Feeds

London Underground Wi-Fi pusher to be announced in spring

Tube's wireless delivered in time for 2012 Olympics

The essential guide to IT transformation

Transport for London (TfL) is in the final stages of the tender process for the supply of Wi-Fi to up to 120 of its underground stations.

The announcement of the chosen bidder had been scheduled for the end of 2011, but is now expected in early spring.

Gareth Powell, director of strategy and service development, said: "London Underground is continuing with preparations to install the necessary infrastructure and is on schedule to complete the project as planned."

Powell added the contract will be in place "leaving plenty of time for this to be delivered to customers in time for the 2012 Games".

According to a TfL tender document, the Wi-Fi supplier will host and operate a portal for the London Underground Wi-Fi service to provide media rich content free of charge, likely to include real-time travel information, news, sports and entertainment.

Other data services and links to external sites may be subject to a subscription fee, and the supplier will manage all aspects of this service, including billing users.

The contract is expected to last for five years, but could be extended.

The Wi-Fi service will allow commuters to access the internet in deep underground stations, but will not be available on tube trains themselves.

Trials of Wi-Fi access began at Charing Cross underground station in November 2010 to test the service and the reaction of passengers over several months.

According to the tender document, the provider will host and operate a portal for the London Underground Wi-Fi to provide media rich content free of charge.
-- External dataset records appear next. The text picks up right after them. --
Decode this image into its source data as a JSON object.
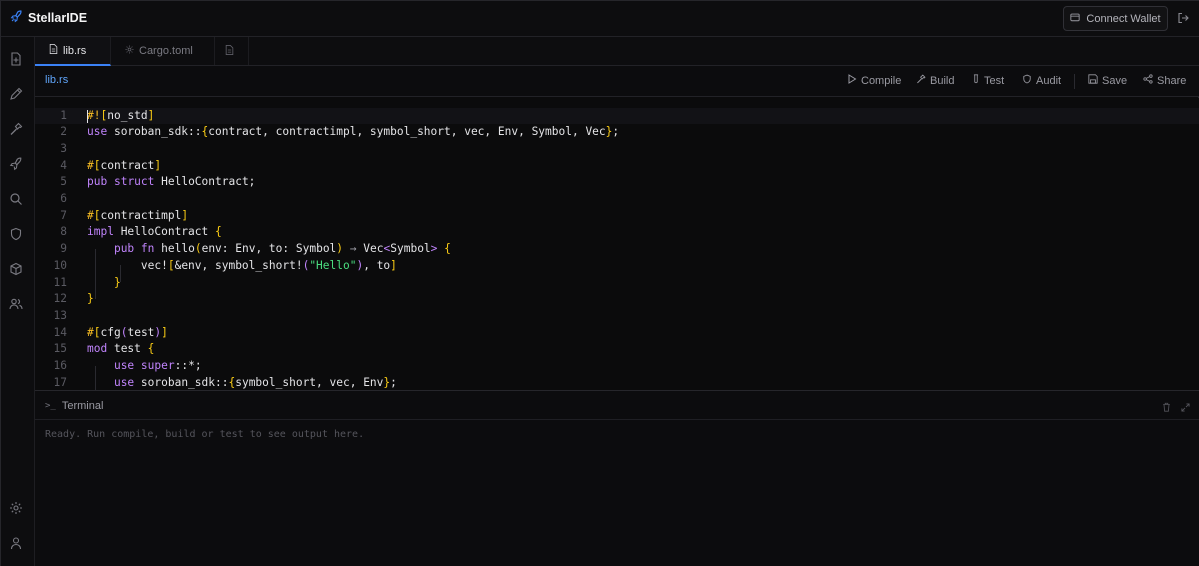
{
  "app": {
    "name": "StellarIDE",
    "accent": "#3b82f6",
    "brand_icon": "rocket-icon"
  },
  "header": {
    "connect_wallet_label": "Connect Wallet",
    "wallet_icon": "wallet-icon",
    "logout_icon": "logout-icon"
  },
  "activity_bar": {
    "items": [
      "new-file-icon",
      "pencil-icon",
      "hammer-icon",
      "rocket-icon",
      "search-icon",
      "shield-icon",
      "package-icon",
      "users-icon"
    ],
    "bottom": [
      "settings-icon",
      "user-icon"
    ]
  },
  "tabs": [
    {
      "label": "lib.rs",
      "icon": "file-icon",
      "active": true
    },
    {
      "label": "Cargo.toml",
      "icon": "gear-icon",
      "active": false
    },
    {
      "label": "",
      "icon": "file-icon",
      "active": false
    }
  ],
  "toolbar": {
    "current_file": "lib.rs",
    "actions": [
      {
        "label": "Compile",
        "icon": "play-icon"
      },
      {
        "label": "Build",
        "icon": "hammer-icon"
      },
      {
        "label": "Test",
        "icon": "test-tube-icon"
      },
      {
        "label": "Audit",
        "icon": "shield-icon"
      },
      {
        "label": "Save",
        "icon": "save-icon"
      },
      {
        "label": "Share",
        "icon": "share-icon"
      }
    ]
  },
  "editor": {
    "current_line": 1,
    "lines": [
      {
        "n": "1",
        "text": "#![no_std]"
      },
      {
        "n": "2",
        "text": "use soroban_sdk::{contract, contractimpl, symbol_short, vec, Env, Symbol, Vec};"
      },
      {
        "n": "3",
        "text": ""
      },
      {
        "n": "4",
        "text": "#[contract]"
      },
      {
        "n": "5",
        "text": "pub struct HelloContract;"
      },
      {
        "n": "6",
        "text": ""
      },
      {
        "n": "7",
        "text": "#[contractimpl]"
      },
      {
        "n": "8",
        "text": "impl HelloContract {"
      },
      {
        "n": "9",
        "text": "    pub fn hello(env: Env, to: Symbol) → Vec<Symbol> {"
      },
      {
        "n": "10",
        "text": "        vec![&env, symbol_short!(\"Hello\"), to]"
      },
      {
        "n": "11",
        "text": "    }"
      },
      {
        "n": "12",
        "text": "}"
      },
      {
        "n": "13",
        "text": ""
      },
      {
        "n": "14",
        "text": "#[cfg(test)]"
      },
      {
        "n": "15",
        "text": "mod test {"
      },
      {
        "n": "16",
        "text": "    use super::*;"
      },
      {
        "n": "17",
        "text": "    use soroban_sdk::{symbol_short, vec, Env};"
      }
    ]
  },
  "terminal": {
    "title": "Terminal",
    "prompt_glyph": ">_",
    "output": "Ready. Run compile, build or test to see output here.",
    "clear_icon": "trash-icon",
    "maximize_icon": "maximize-icon"
  }
}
This is likely to include real-time travel information, news, sports and entertainment.

This article was originally published at Guardian Government Computing.
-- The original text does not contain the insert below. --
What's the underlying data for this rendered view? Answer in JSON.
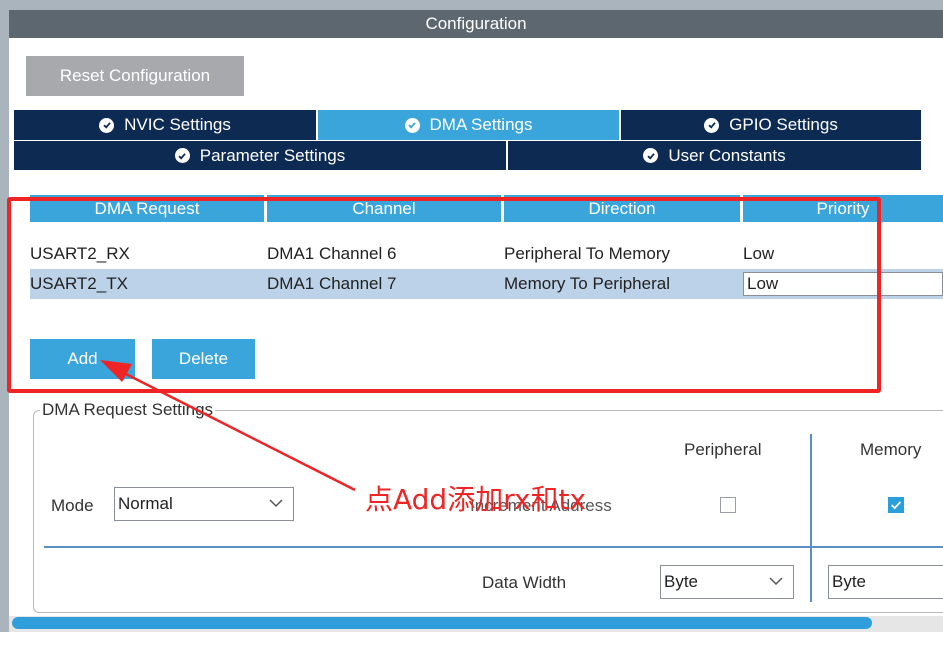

Guardian Government Computing is a business division of Guardian Professional, and covers the latest news and analysis of public sector technology. For updates on public sector IT, join the Government Computing Network here.

Secure remote control for conventional and virtual desktops

More from The Register

next story
6 Obvious Reasons Why Facebook Will Ban This Article (Thank God)
Clampdown on clickbait ... and El Reg is OK with this
So, Apple won't sell cheap kit? Prepare the iOS garden wall WRECKING BALL
It can throw the low cost race if it looks to the cloud
Time Warner Cable customers SQUEAL as US network goes offline
A rude awakening: North Americans greeted with outage drama
We need less U.S. in our WWW – Euro digital chief Steelie Neelie
EC moves to shift status quo at Internet Governance Forum
Google has spaffed more cash on lobbying this year than Big Cable
Don't worry, it'll be cheaper when they use drones
EE fails to apologise for HUGE T-Mobile outage that hit Brits on Friday
Customer: 'Please change your name to occasionally somewhere'
prev story

Whitepapers

Implementing global e-invoicing with guaranteed legal certainty
Explaining the role local tax compliance plays in successful supply chain management and e-business and how leading global brands are addressing this.
Endpoint data privacy in the cloud is easier than you think
Innovations in encryption and storage resolve issues of data privacy and key requirements for companies to look for in a solution.
Why cloud backup?
Combining the latest advancements in disk-based backup with secure, integrated, cloud technologies offer organizations fast and assured recovery of their critical enterprise data.
Consolidation: The Foundation for IT Business Transformation
In this whitepaper learn how effective consolidation of IT and business resources can enable multiple, meaningful business benefits.
High Performance for All
While HPC is not new, it has traditionally been seen as a specialist area – is it now geared up to meet more mainstream requirements?